▸ **Data for analysis**
--------------------------------
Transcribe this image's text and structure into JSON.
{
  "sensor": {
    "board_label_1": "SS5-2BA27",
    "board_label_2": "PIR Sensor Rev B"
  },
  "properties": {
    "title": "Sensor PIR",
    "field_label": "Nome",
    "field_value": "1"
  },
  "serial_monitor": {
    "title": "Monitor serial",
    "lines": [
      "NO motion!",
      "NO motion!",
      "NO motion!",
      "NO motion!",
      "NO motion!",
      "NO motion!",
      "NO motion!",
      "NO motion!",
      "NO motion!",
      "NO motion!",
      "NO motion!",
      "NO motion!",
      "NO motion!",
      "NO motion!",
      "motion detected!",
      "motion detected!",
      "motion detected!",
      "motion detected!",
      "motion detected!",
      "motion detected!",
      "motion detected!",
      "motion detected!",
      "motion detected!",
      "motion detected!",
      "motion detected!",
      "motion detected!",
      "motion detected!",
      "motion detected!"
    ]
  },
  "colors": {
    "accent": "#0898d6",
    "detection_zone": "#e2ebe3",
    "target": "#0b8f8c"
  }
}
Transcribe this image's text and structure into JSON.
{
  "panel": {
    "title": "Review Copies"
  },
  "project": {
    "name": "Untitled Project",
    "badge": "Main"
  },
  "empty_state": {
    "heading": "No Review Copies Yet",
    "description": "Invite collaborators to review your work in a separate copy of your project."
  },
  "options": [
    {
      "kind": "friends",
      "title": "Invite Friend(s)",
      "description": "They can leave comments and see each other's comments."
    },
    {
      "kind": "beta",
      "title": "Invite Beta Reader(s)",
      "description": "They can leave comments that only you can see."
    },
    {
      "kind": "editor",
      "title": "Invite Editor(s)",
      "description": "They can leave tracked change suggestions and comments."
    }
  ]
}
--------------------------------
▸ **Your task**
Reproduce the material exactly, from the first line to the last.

▸ **Written response**
Transcribe this image's text and structure into JSON.
{
  "sensor": {
    "board_label_1": "SS5-2BA27",
    "board_label_2": "PIR Sensor Rev B"
  },
  "properties": {
    "title": "Sensor PIR",
    "field_label": "Nome",
    "field_value": "1"
  },
  "serial_monitor": {
    "title": "Monitor serial",
    "lines": [
      "NO motion!",
      "NO motion!",
      "NO motion!",
      "NO motion!",
      "NO motion!",
      "NO motion!",
      "NO motion!",
      "NO motion!",
      "NO motion!",
      "NO motion!",
      "NO motion!",
      "NO motion!",
      "NO motion!",
      "NO motion!",
      "motion detected!",
      "motion detected!",
      "motion detected!",
      "motion detected!",
      "motion detected!",
      "motion detected!",
      "motion detected!",
      "motion detected!",
      "motion detected!",
      "motion detected!",
      "motion detected!",
      "motion detected!",
      "motion detected!",
      "motion detected!"
    ]
  },
  "colors": {
    "accent": "#0898d6",
    "detection_zone": "#e2ebe3",
    "target": "#0b8f8c"
  }
}
Transcribe this image's text and structure into JSON.
{
  "panel": {
    "title": "Review Copies"
  },
  "project": {
    "name": "Untitled Project",
    "badge": "Main"
  },
  "empty_state": {
    "heading": "No Review Copies Yet",
    "description": "Invite collaborators to review your work in a separate copy of your project."
  },
  "options": [
    {
      "kind": "friends",
      "title": "Invite Friend(s)",
      "description": "They can leave comments and see each other's comments."
    },
    {
      "kind": "beta",
      "title": "Invite Beta Reader(s)",
      "description": "They can leave comments that only you can see."
    },
    {
      "kind": "editor",
      "title": "Invite Editor(s)",
      "description": "They can leave tracked change suggestions and comments."
    }
  ]
}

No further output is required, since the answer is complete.